Input.
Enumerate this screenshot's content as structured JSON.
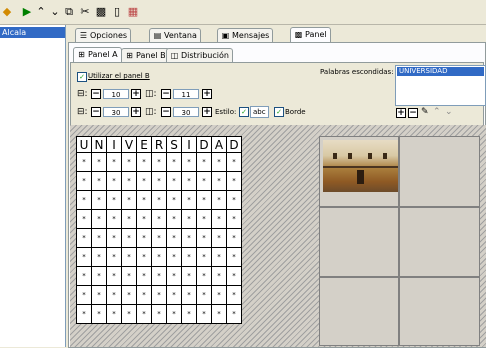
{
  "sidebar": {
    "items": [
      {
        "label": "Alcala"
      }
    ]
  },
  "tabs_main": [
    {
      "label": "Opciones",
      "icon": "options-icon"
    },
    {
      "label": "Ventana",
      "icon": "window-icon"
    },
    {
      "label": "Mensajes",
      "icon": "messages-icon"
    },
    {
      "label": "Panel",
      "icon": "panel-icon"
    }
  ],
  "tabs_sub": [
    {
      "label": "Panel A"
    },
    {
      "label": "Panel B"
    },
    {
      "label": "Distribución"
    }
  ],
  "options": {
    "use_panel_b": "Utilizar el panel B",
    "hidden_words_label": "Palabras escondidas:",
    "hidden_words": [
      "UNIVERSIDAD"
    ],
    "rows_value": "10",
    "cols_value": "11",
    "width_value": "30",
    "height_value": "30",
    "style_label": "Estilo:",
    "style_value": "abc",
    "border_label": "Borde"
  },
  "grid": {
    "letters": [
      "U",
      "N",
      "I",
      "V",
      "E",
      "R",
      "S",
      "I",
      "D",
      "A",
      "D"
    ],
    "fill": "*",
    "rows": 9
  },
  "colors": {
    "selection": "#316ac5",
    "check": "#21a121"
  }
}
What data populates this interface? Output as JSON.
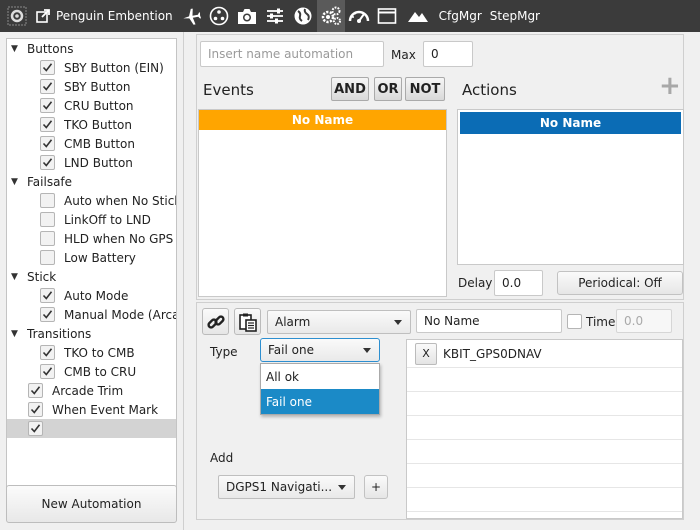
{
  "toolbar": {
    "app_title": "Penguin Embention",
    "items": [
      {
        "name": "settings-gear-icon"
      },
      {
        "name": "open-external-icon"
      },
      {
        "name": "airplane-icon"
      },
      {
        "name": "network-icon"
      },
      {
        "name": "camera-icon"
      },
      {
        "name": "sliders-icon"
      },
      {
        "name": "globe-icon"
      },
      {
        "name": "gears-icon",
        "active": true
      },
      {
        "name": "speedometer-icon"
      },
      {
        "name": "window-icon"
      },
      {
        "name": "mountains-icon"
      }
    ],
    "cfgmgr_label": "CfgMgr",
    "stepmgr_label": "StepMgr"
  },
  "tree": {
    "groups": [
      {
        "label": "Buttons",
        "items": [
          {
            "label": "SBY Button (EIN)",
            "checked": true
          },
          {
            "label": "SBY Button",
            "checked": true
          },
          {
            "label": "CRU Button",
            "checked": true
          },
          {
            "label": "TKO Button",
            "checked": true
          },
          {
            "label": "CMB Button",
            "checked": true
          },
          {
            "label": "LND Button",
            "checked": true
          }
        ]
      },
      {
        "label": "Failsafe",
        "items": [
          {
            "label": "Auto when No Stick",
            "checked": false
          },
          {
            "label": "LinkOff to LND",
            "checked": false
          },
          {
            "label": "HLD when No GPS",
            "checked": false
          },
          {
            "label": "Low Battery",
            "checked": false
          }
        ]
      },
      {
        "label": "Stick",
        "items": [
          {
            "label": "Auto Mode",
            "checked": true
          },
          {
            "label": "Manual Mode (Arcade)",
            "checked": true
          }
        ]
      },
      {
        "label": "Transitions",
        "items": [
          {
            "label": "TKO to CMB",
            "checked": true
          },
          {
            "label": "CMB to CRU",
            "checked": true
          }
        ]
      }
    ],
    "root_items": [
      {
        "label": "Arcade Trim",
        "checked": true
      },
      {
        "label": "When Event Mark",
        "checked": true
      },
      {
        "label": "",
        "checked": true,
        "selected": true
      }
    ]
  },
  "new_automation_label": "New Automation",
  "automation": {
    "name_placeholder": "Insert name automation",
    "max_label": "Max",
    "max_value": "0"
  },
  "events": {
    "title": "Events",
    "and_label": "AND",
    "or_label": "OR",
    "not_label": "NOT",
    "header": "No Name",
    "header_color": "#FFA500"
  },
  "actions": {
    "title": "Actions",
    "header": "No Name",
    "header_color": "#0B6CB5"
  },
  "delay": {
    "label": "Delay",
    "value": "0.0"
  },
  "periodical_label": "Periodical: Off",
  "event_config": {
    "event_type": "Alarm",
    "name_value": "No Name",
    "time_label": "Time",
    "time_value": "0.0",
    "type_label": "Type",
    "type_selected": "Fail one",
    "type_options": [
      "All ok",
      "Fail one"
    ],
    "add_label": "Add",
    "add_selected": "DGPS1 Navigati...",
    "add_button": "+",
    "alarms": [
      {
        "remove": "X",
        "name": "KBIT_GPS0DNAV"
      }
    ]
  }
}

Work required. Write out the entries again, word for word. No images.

Exercise answer.
Enumerate this screenshot's content as structured JSON.
{
  "sidebar": {
    "items": [
      {
        "label": "Alcala"
      }
    ]
  },
  "tabs_main": [
    {
      "label": "Opciones",
      "icon": "options-icon"
    },
    {
      "label": "Ventana",
      "icon": "window-icon"
    },
    {
      "label": "Mensajes",
      "icon": "messages-icon"
    },
    {
      "label": "Panel",
      "icon": "panel-icon"
    }
  ],
  "tabs_sub": [
    {
      "label": "Panel A"
    },
    {
      "label": "Panel B"
    },
    {
      "label": "Distribución"
    }
  ],
  "options": {
    "use_panel_b": "Utilizar el panel B",
    "hidden_words_label": "Palabras escondidas:",
    "hidden_words": [
      "UNIVERSIDAD"
    ],
    "rows_value": "10",
    "cols_value": "11",
    "width_value": "30",
    "height_value": "30",
    "style_label": "Estilo:",
    "style_value": "abc",
    "border_label": "Borde"
  },
  "grid": {
    "letters": [
      "U",
      "N",
      "I",
      "V",
      "E",
      "R",
      "S",
      "I",
      "D",
      "A",
      "D"
    ],
    "fill": "*",
    "rows": 9
  },
  "colors": {
    "selection": "#316ac5",
    "check": "#21a121"
  }
}
What data populates this interface? Output as JSON.
{
  "toolbar": {
    "app_title": "Penguin Embention",
    "items": [
      {
        "name": "settings-gear-icon"
      },
      {
        "name": "open-external-icon"
      },
      {
        "name": "airplane-icon"
      },
      {
        "name": "network-icon"
      },
      {
        "name": "camera-icon"
      },
      {
        "name": "sliders-icon"
      },
      {
        "name": "globe-icon"
      },
      {
        "name": "gears-icon",
        "active": true
      },
      {
        "name": "speedometer-icon"
      },
      {
        "name": "window-icon"
      },
      {
        "name": "mountains-icon"
      }
    ],
    "cfgmgr_label": "CfgMgr",
    "stepmgr_label": "StepMgr"
  },
  "tree": {
    "groups": [
      {
        "label": "Buttons",
        "items": [
          {
            "label": "SBY Button (EIN)",
            "checked": true
          },
          {
            "label": "SBY Button",
            "checked": true
          },
          {
            "label": "CRU Button",
            "checked": true
          },
          {
            "label": "TKO Button",
            "checked": true
          },
          {
            "label": "CMB Button",
            "checked": true
          },
          {
            "label": "LND Button",
            "checked": true
          }
        ]
      },
      {
        "label": "Failsafe",
        "items": [
          {
            "label": "Auto when No Stick",
            "checked": false
          },
          {
            "label": "LinkOff to LND",
            "checked": false
          },
          {
            "label": "HLD when No GPS",
            "checked": false
          },
          {
            "label": "Low Battery",
            "checked": false
          }
        ]
      },
      {
        "label": "Stick",
        "items": [
          {
            "label": "Auto Mode",
            "checked": true
          },
          {
            "label": "Manual Mode (Arcade)",
            "checked": true
          }
        ]
      },
      {
        "label": "Transitions",
        "items": [
          {
            "label": "TKO to CMB",
            "checked": true
          },
          {
            "label": "CMB to CRU",
            "checked": true
          }
        ]
      }
    ],
    "root_items": [
      {
        "label": "Arcade Trim",
        "checked": true
      },
      {
        "label": "When Event Mark",
        "checked": true
      },
      {
        "label": "",
        "checked": true,
        "selected": true
      }
    ]
  },
  "new_automation_label": "New Automation",
  "automation": {
    "name_placeholder": "Insert name automation",
    "max_label": "Max",
    "max_value": "0"
  },
  "events": {
    "title": "Events",
    "and_label": "AND",
    "or_label": "OR",
    "not_label": "NOT",
    "header": "No Name",
    "header_color": "#FFA500"
  },
  "actions": {
    "title": "Actions",
    "header": "No Name",
    "header_color": "#0B6CB5"
  },
  "delay": {
    "label": "Delay",
    "value": "0.0"
  },
  "periodical_label": "Periodical: Off",
  "event_config": {
    "event_type": "Alarm",
    "name_value": "No Name",
    "time_label": "Time",
    "time_value": "0.0",
    "type_label": "Type",
    "type_selected": "Fail one",
    "type_options": [
      "All ok",
      "Fail one"
    ],
    "add_label": "Add",
    "add_selected": "DGPS1 Navigati...",
    "add_button": "+",
    "alarms": [
      {
        "remove": "X",
        "name": "KBIT_GPS0DNAV"
      }
    ]
  }
}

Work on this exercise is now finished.